**Your instructions:** Please reproduce every record exactly as written, leaving out the pictures.

:::::

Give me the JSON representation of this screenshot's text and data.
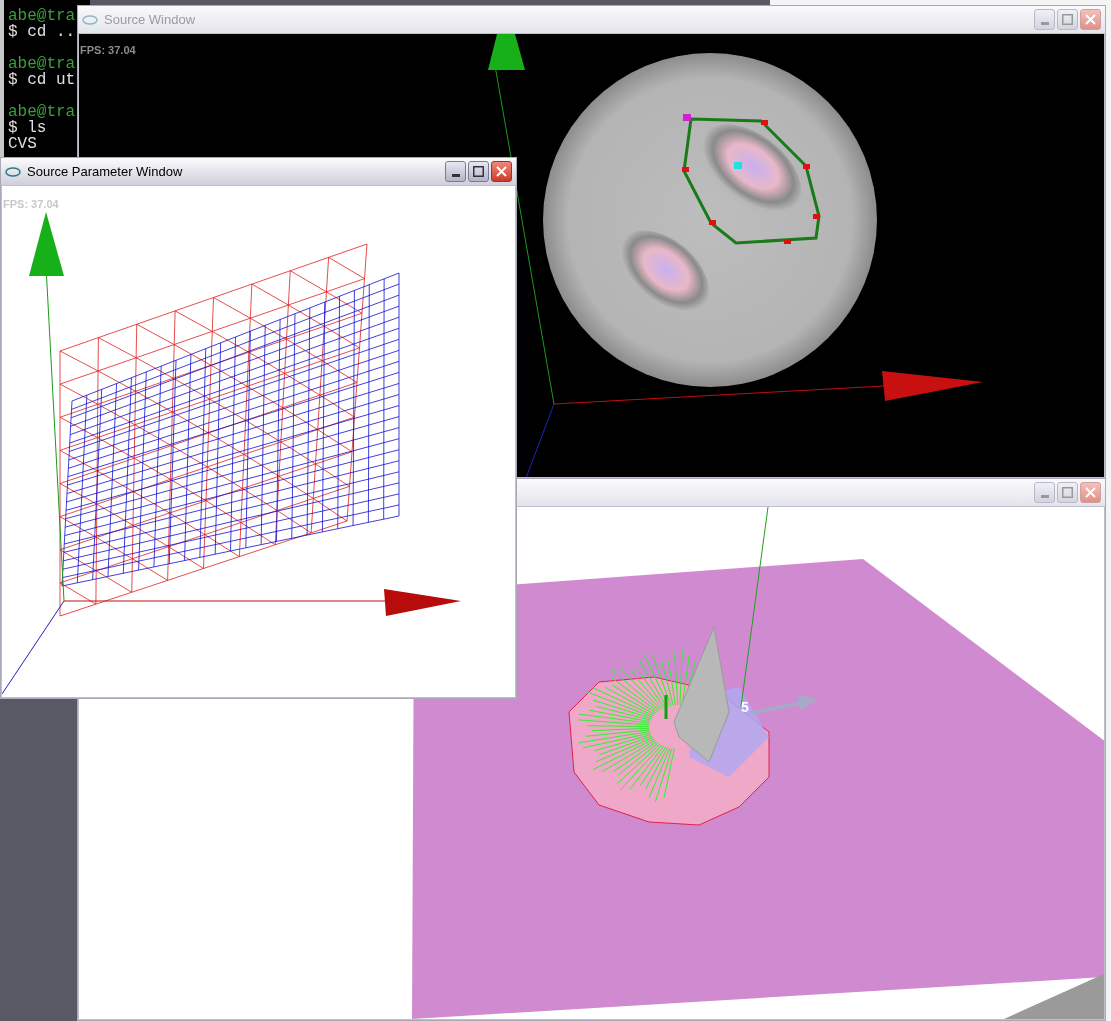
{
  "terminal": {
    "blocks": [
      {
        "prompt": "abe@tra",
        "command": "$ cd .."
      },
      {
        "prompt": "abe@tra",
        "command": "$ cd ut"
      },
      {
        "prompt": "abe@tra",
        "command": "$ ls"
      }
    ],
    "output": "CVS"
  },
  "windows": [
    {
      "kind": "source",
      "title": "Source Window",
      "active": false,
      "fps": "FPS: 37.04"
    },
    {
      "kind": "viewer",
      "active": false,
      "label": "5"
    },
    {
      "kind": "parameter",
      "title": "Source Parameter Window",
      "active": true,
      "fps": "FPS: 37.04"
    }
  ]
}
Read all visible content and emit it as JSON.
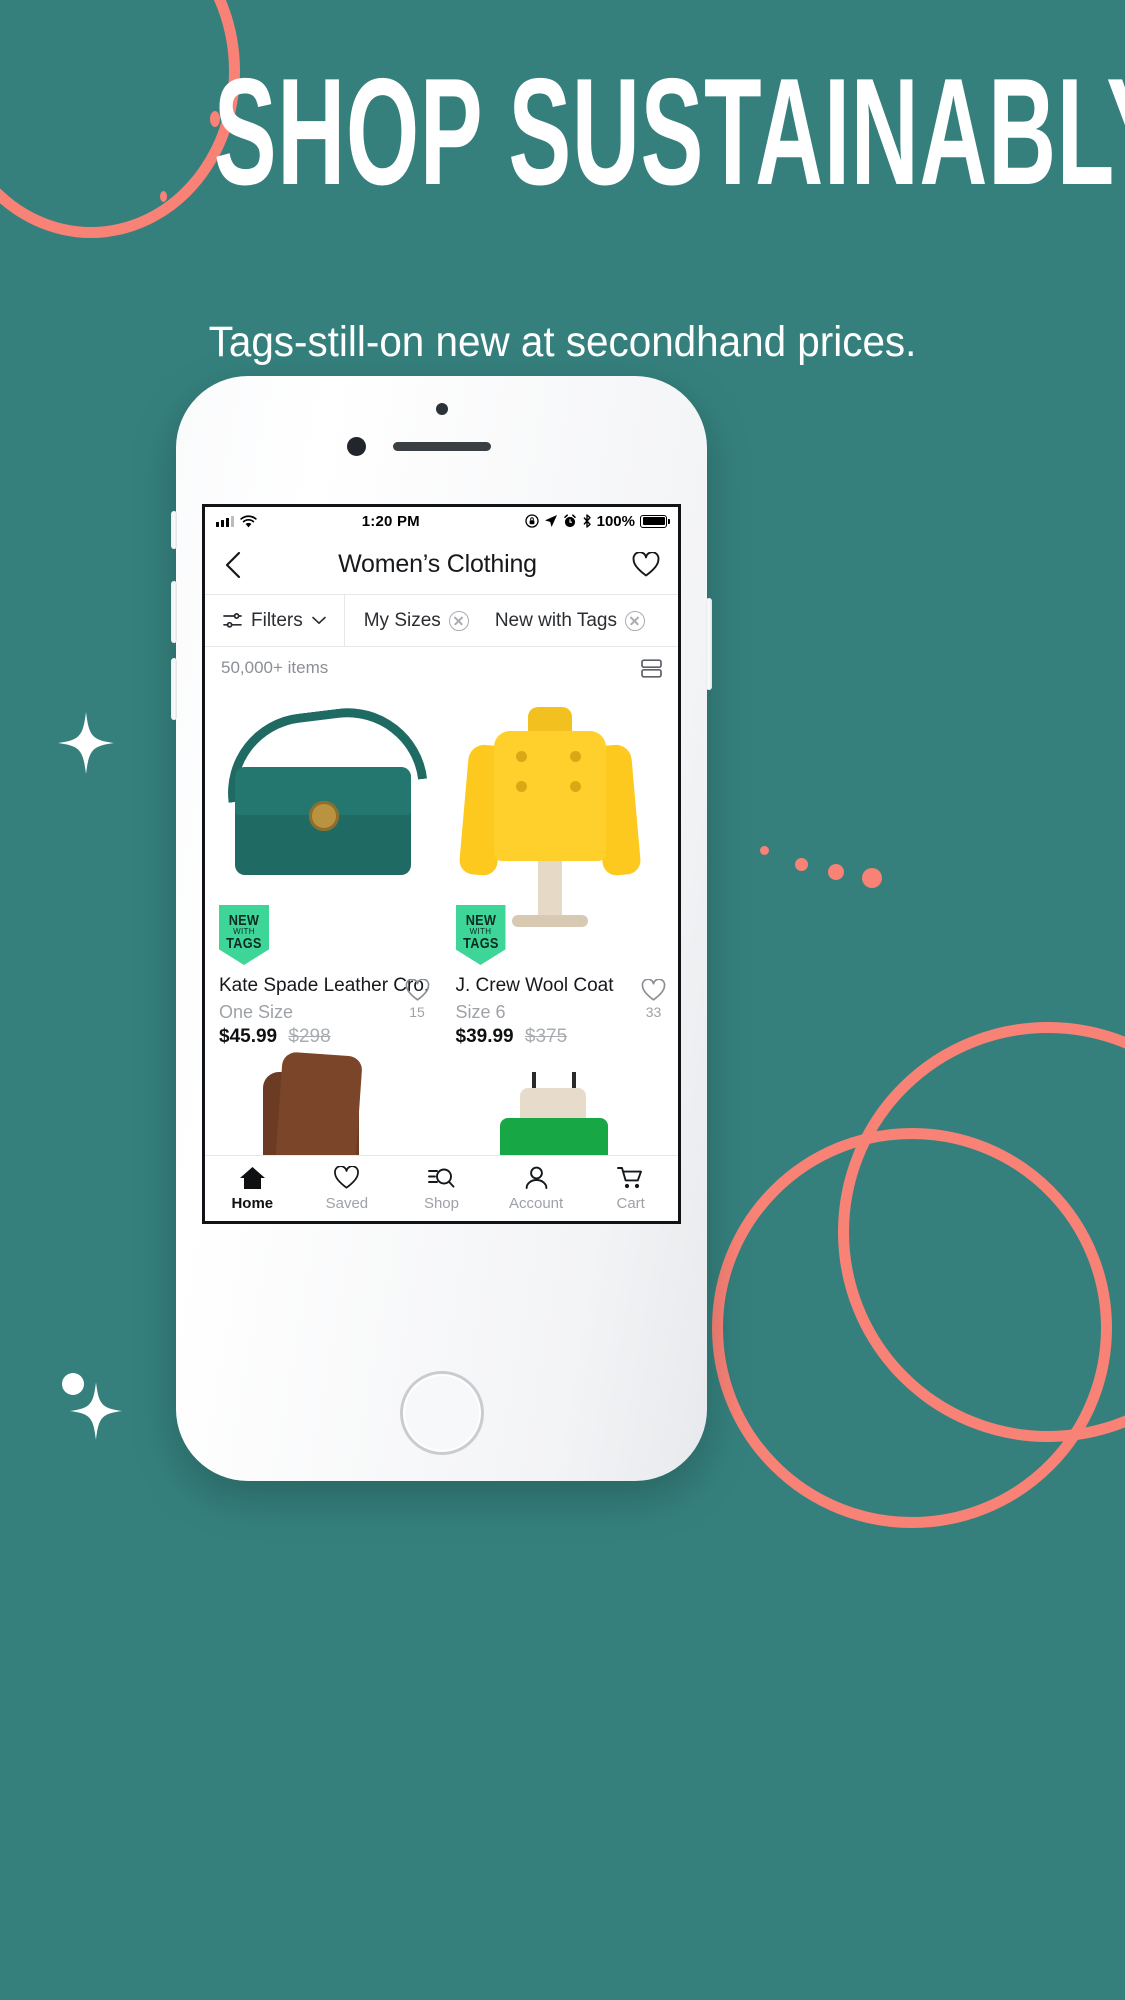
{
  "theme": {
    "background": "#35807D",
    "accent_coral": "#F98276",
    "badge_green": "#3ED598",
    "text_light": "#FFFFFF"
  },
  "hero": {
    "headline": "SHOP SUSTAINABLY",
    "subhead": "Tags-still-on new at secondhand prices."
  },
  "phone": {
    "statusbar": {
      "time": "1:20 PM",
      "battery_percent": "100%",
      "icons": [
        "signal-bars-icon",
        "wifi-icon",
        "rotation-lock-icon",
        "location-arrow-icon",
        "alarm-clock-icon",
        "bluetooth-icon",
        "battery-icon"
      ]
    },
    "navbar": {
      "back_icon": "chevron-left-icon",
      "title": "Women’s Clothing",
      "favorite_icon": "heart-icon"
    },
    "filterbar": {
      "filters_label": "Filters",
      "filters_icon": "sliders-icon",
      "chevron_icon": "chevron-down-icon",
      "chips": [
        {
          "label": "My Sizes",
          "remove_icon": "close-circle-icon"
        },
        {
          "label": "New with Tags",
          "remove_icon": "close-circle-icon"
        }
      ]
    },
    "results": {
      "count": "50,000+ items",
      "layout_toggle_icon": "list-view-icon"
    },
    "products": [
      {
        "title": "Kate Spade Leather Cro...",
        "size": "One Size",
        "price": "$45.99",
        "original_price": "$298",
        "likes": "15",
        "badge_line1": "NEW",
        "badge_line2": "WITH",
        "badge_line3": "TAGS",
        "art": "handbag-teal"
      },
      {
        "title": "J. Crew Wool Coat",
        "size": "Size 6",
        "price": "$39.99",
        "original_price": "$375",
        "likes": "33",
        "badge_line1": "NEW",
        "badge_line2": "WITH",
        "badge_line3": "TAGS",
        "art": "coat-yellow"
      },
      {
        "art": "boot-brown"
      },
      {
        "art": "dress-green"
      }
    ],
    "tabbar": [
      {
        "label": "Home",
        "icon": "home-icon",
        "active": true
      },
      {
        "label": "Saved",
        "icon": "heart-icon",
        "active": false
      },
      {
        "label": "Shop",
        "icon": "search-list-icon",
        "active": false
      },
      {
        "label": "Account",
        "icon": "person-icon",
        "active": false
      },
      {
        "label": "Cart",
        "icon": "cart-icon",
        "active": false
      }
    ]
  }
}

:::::

**Solution for this exercise:**
Give me the JSON representation of this screenshot's text and data.
{
  "terminal": {
    "blocks": [
      {
        "prompt": "abe@tra",
        "command": "$ cd .."
      },
      {
        "prompt": "abe@tra",
        "command": "$ cd ut"
      },
      {
        "prompt": "abe@tra",
        "command": "$ ls"
      }
    ],
    "output": "CVS"
  },
  "windows": [
    {
      "kind": "source",
      "title": "Source Window",
      "active": false,
      "fps": "FPS: 37.04"
    },
    {
      "kind": "viewer",
      "active": false,
      "label": "5"
    },
    {
      "kind": "parameter",
      "title": "Source Parameter Window",
      "active": true,
      "fps": "FPS: 37.04"
    }
  ]
}
Read all visible content and emit it as JSON.
{
  "theme": {
    "background": "#35807D",
    "accent_coral": "#F98276",
    "badge_green": "#3ED598",
    "text_light": "#FFFFFF"
  },
  "hero": {
    "headline": "SHOP SUSTAINABLY",
    "subhead": "Tags-still-on new at secondhand prices."
  },
  "phone": {
    "statusbar": {
      "time": "1:20 PM",
      "battery_percent": "100%",
      "icons": [
        "signal-bars-icon",
        "wifi-icon",
        "rotation-lock-icon",
        "location-arrow-icon",
        "alarm-clock-icon",
        "bluetooth-icon",
        "battery-icon"
      ]
    },
    "navbar": {
      "back_icon": "chevron-left-icon",
      "title": "Women’s Clothing",
      "favorite_icon": "heart-icon"
    },
    "filterbar": {
      "filters_label": "Filters",
      "filters_icon": "sliders-icon",
      "chevron_icon": "chevron-down-icon",
      "chips": [
        {
          "label": "My Sizes",
          "remove_icon": "close-circle-icon"
        },
        {
          "label": "New with Tags",
          "remove_icon": "close-circle-icon"
        }
      ]
    },
    "results": {
      "count": "50,000+ items",
      "layout_toggle_icon": "list-view-icon"
    },
    "products": [
      {
        "title": "Kate Spade Leather Cro...",
        "size": "One Size",
        "price": "$45.99",
        "original_price": "$298",
        "likes": "15",
        "badge_line1": "NEW",
        "badge_line2": "WITH",
        "badge_line3": "TAGS",
        "art": "handbag-teal"
      },
      {
        "title": "J. Crew Wool Coat",
        "size": "Size 6",
        "price": "$39.99",
        "original_price": "$375",
        "likes": "33",
        "badge_line1": "NEW",
        "badge_line2": "WITH",
        "badge_line3": "TAGS",
        "art": "coat-yellow"
      },
      {
        "art": "boot-brown"
      },
      {
        "art": "dress-green"
      }
    ],
    "tabbar": [
      {
        "label": "Home",
        "icon": "home-icon",
        "active": true
      },
      {
        "label": "Saved",
        "icon": "heart-icon",
        "active": false
      },
      {
        "label": "Shop",
        "icon": "search-list-icon",
        "active": false
      },
      {
        "label": "Account",
        "icon": "person-icon",
        "active": false
      },
      {
        "label": "Cart",
        "icon": "cart-icon",
        "active": false
      }
    ]
  }
}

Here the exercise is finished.